**Task objective**
The entries must be repeated verbatim, and their images left out.

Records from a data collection
================
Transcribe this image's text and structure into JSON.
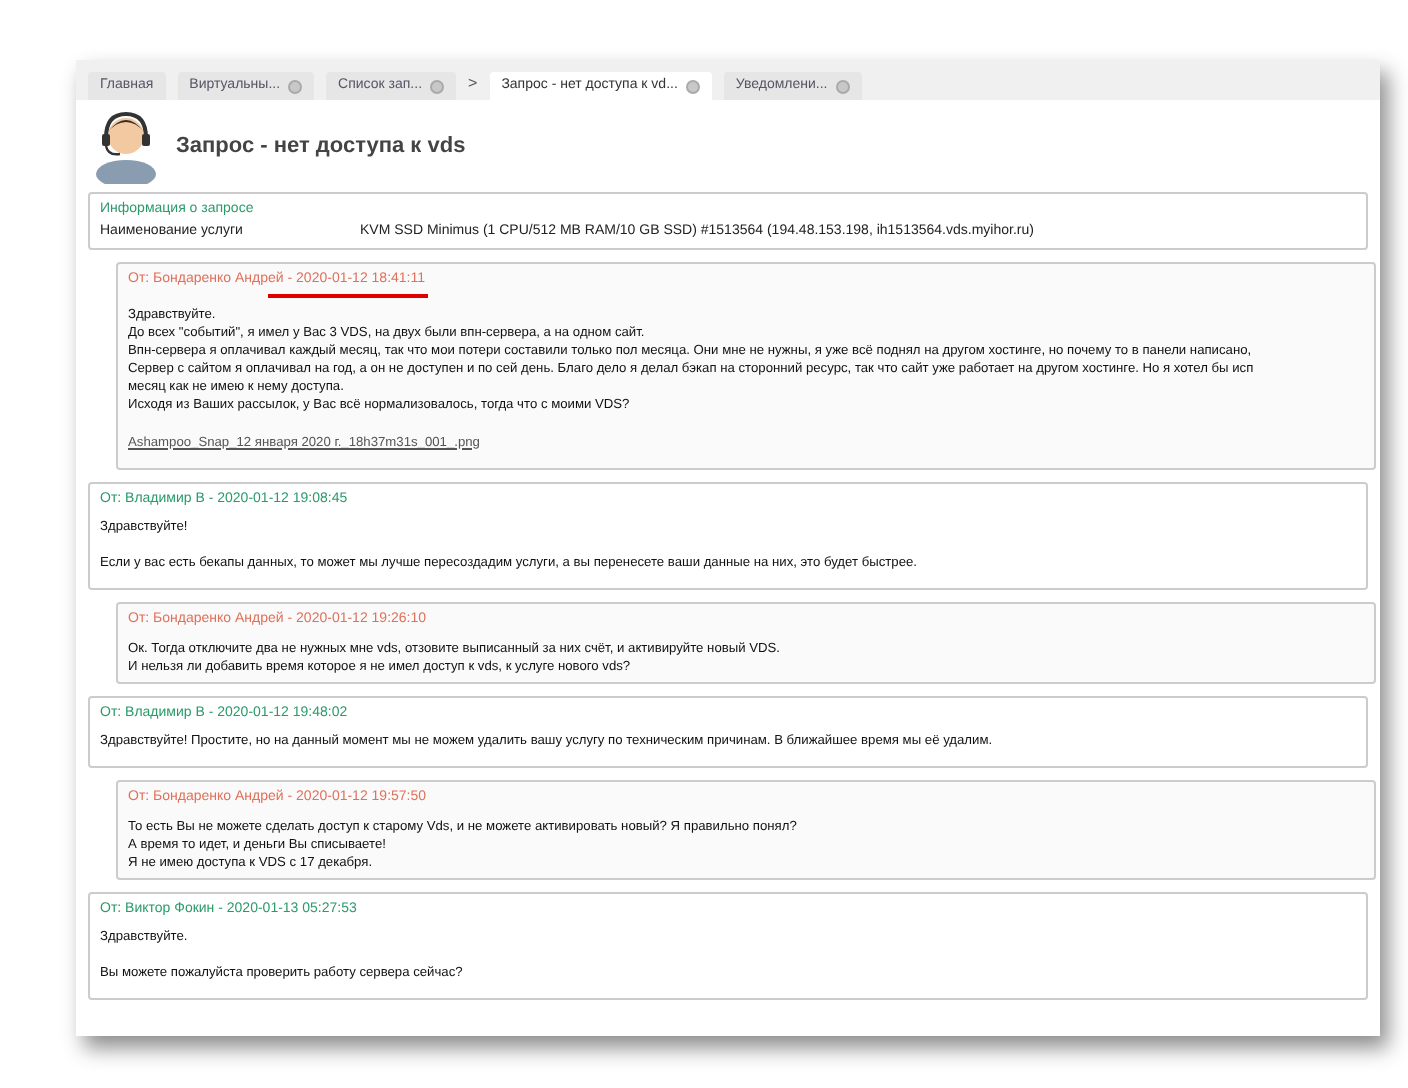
{
  "tabs": [
    {
      "label": "Главная",
      "selected": false,
      "closable": false
    },
    {
      "label": "Виртуальны...",
      "selected": false,
      "closable": true
    },
    {
      "label": "Список зап...",
      "selected": false,
      "closable": true,
      "arrow": ">"
    },
    {
      "label": "Запрос - нет доступа к vd...",
      "selected": true,
      "closable": true
    },
    {
      "label": "Уведомлени...",
      "selected": false,
      "closable": true
    }
  ],
  "title": "Запрос - нет доступа к vds",
  "info": {
    "heading": "Информация о запросе",
    "rows": [
      {
        "label": "Наименование услуги",
        "value": "KVM SSD Minimus (1 CPU/512 MB RAM/10 GB SSD) #1513564 (194.48.153.198, ih1513564.vds.myihor.ru)"
      }
    ]
  },
  "messages": [
    {
      "kind": "client",
      "header": "От: Бондаренко Андрей - 2020-01-12 18:41:11",
      "underlined": true,
      "paragraphs": [
        [
          "Здравствуйте.",
          "До всех \"событий\", я имел у Вас 3 VDS, на двух были впн-сервера, а на одном сайт.",
          "Впн-сервера я оплачивал каждый месяц, так что мои потери составили только пол месяца. Они мне не нужны, я уже всё поднял на другом хостинге, но почему то в панели написано,",
          "Сервер с сайтом я оплачивал на год, а он не доступен и по сей день. Благо дело я делал бэкап на сторонний ресурс, так что сайт уже работает на другом хостинге. Но я хотел бы исп",
          "месяц как не имею к нему доступа.",
          "Исходя из Ваших рассылок, у Вас всё нормализовалось, тогда что с моими VDS?"
        ]
      ],
      "attachment": "Ashampoo_Snap_12 января 2020 г._18h37m31s_001_.png"
    },
    {
      "kind": "support",
      "header": "От: Владимир В - 2020-01-12 19:08:45",
      "underlined": false,
      "paragraphs": [
        [
          "Здравствуйте!"
        ],
        [
          "Если у вас есть бекапы данных, то может мы лучше пересоздадим услуги, а вы перенесете ваши данные на них, это будет быстрее."
        ]
      ]
    },
    {
      "kind": "client",
      "header": "От: Бондаренко Андрей - 2020-01-12 19:26:10",
      "underlined": false,
      "paragraphs": [
        [
          "Ок. Тогда отключите два не нужных мне vds, отзовите выписанный за них счёт, и активируйте новый VDS.",
          "И нельзя ли добавить время которое я не имел доступ к vds, к услуге нового vds?"
        ]
      ]
    },
    {
      "kind": "support",
      "header": "От: Владимир В - 2020-01-12 19:48:02",
      "underlined": false,
      "paragraphs": [
        [
          "Здравствуйте! Простите, но на данный момент мы не можем удалить вашу услугу по техническим причинам. В ближайшее время мы её удалим."
        ]
      ]
    },
    {
      "kind": "client",
      "header": "От: Бондаренко Андрей - 2020-01-12 19:57:50",
      "underlined": false,
      "paragraphs": [
        [
          "То есть Вы не можете сделать доступ к старому Vds, и не можете активировать новый? Я правильно понял?",
          "А время то идет, и деньги Вы списываете!",
          "Я не имею доступа к VDS с 17 декабря."
        ]
      ]
    },
    {
      "kind": "support",
      "header": "От: Виктор Фокин - 2020-01-13 05:27:53",
      "underlined": false,
      "paragraphs": [
        [
          "Здравствуйте."
        ],
        [
          "Вы можете пожалуйста проверить работу сервера сейчас?"
        ]
      ]
    }
  ]
}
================
**Written solution**
Transcribe this image's text and structure into JSON.
{
  "tabs": [
    {
      "label": "Главная",
      "selected": false,
      "closable": false
    },
    {
      "label": "Виртуальны...",
      "selected": false,
      "closable": true
    },
    {
      "label": "Список зап...",
      "selected": false,
      "closable": true,
      "arrow": ">"
    },
    {
      "label": "Запрос - нет доступа к vd...",
      "selected": true,
      "closable": true
    },
    {
      "label": "Уведомлени...",
      "selected": false,
      "closable": true
    }
  ],
  "title": "Запрос - нет доступа к vds",
  "info": {
    "heading": "Информация о запросе",
    "rows": [
      {
        "label": "Наименование услуги",
        "value": "KVM SSD Minimus (1 CPU/512 MB RAM/10 GB SSD) #1513564 (194.48.153.198, ih1513564.vds.myihor.ru)"
      }
    ]
  },
  "messages": [
    {
      "kind": "client",
      "header": "От: Бондаренко Андрей - 2020-01-12 18:41:11",
      "underlined": true,
      "paragraphs": [
        [
          "Здравствуйте.",
          "До всех \"событий\", я имел у Вас 3 VDS, на двух были впн-сервера, а на одном сайт.",
          "Впн-сервера я оплачивал каждый месяц, так что мои потери составили только пол месяца. Они мне не нужны, я уже всё поднял на другом хостинге, но почему то в панели написано,",
          "Сервер с сайтом я оплачивал на год, а он не доступен и по сей день. Благо дело я делал бэкап на сторонний ресурс, так что сайт уже работает на другом хостинге. Но я хотел бы исп",
          "месяц как не имею к нему доступа.",
          "Исходя из Ваших рассылок, у Вас всё нормализовалось, тогда что с моими VDS?"
        ]
      ],
      "attachment": "Ashampoo_Snap_12 января 2020 г._18h37m31s_001_.png"
    },
    {
      "kind": "support",
      "header": "От: Владимир В - 2020-01-12 19:08:45",
      "underlined": false,
      "paragraphs": [
        [
          "Здравствуйте!"
        ],
        [
          "Если у вас есть бекапы данных, то может мы лучше пересоздадим услуги, а вы перенесете ваши данные на них, это будет быстрее."
        ]
      ]
    },
    {
      "kind": "client",
      "header": "От: Бондаренко Андрей - 2020-01-12 19:26:10",
      "underlined": false,
      "paragraphs": [
        [
          "Ок. Тогда отключите два не нужных мне vds, отзовите выписанный за них счёт, и активируйте новый VDS.",
          "И нельзя ли добавить время которое я не имел доступ к vds, к услуге нового vds?"
        ]
      ]
    },
    {
      "kind": "support",
      "header": "От: Владимир В - 2020-01-12 19:48:02",
      "underlined": false,
      "paragraphs": [
        [
          "Здравствуйте! Простите, но на данный момент мы не можем удалить вашу услугу по техническим причинам. В ближайшее время мы её удалим."
        ]
      ]
    },
    {
      "kind": "client",
      "header": "От: Бондаренко Андрей - 2020-01-12 19:57:50",
      "underlined": false,
      "paragraphs": [
        [
          "То есть Вы не можете сделать доступ к старому Vds, и не можете активировать новый? Я правильно понял?",
          "А время то идет, и деньги Вы списываете!",
          "Я не имею доступа к VDS с 17 декабря."
        ]
      ]
    },
    {
      "kind": "support",
      "header": "От: Виктор Фокин - 2020-01-13 05:27:53",
      "underlined": false,
      "paragraphs": [
        [
          "Здравствуйте."
        ],
        [
          "Вы можете пожалуйста проверить работу сервера сейчас?"
        ]
      ]
    }
  ]
}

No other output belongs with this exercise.